[Start of Attachment]

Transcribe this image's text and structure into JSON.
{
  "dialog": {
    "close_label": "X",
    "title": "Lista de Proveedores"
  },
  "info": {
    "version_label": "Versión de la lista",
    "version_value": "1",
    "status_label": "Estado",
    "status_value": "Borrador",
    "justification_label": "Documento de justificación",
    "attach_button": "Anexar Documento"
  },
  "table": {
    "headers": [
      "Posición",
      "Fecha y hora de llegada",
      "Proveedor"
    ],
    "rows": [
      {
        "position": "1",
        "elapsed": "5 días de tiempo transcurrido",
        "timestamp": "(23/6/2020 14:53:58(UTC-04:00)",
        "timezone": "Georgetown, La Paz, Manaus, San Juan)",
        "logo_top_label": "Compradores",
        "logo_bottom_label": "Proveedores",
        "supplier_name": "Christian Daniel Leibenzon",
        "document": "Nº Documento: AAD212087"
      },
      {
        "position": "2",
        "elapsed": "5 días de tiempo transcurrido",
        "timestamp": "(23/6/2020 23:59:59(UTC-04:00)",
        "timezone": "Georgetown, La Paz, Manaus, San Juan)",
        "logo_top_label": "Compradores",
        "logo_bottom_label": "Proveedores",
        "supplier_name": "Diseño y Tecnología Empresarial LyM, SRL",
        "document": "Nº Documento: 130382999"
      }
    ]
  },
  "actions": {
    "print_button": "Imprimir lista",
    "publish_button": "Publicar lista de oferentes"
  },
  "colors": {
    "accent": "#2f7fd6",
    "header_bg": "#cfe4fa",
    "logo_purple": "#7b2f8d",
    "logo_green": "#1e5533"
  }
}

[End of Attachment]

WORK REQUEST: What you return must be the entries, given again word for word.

TASK ANSWER:
Transcribe this image's text and structure into JSON.
{
  "dialog": {
    "close_label": "X",
    "title": "Lista de Proveedores"
  },
  "info": {
    "version_label": "Versión de la lista",
    "version_value": "1",
    "status_label": "Estado",
    "status_value": "Borrador",
    "justification_label": "Documento de justificación",
    "attach_button": "Anexar Documento"
  },
  "table": {
    "headers": [
      "Posición",
      "Fecha y hora de llegada",
      "Proveedor"
    ],
    "rows": [
      {
        "position": "1",
        "elapsed": "5 días de tiempo transcurrido",
        "timestamp": "(23/6/2020 14:53:58(UTC-04:00)",
        "timezone": "Georgetown, La Paz, Manaus, San Juan)",
        "logo_top_label": "Compradores",
        "logo_bottom_label": "Proveedores",
        "supplier_name": "Christian Daniel Leibenzon",
        "document": "Nº Documento: AAD212087"
      },
      {
        "position": "2",
        "elapsed": "5 días de tiempo transcurrido",
        "timestamp": "(23/6/2020 23:59:59(UTC-04:00)",
        "timezone": "Georgetown, La Paz, Manaus, San Juan)",
        "logo_top_label": "Compradores",
        "logo_bottom_label": "Proveedores",
        "supplier_name": "Diseño y Tecnología Empresarial LyM, SRL",
        "document": "Nº Documento: 130382999"
      }
    ]
  },
  "actions": {
    "print_button": "Imprimir lista",
    "publish_button": "Publicar lista de oferentes"
  },
  "colors": {
    "accent": "#2f7fd6",
    "header_bg": "#cfe4fa",
    "logo_purple": "#7b2f8d",
    "logo_green": "#1e5533"
  }
}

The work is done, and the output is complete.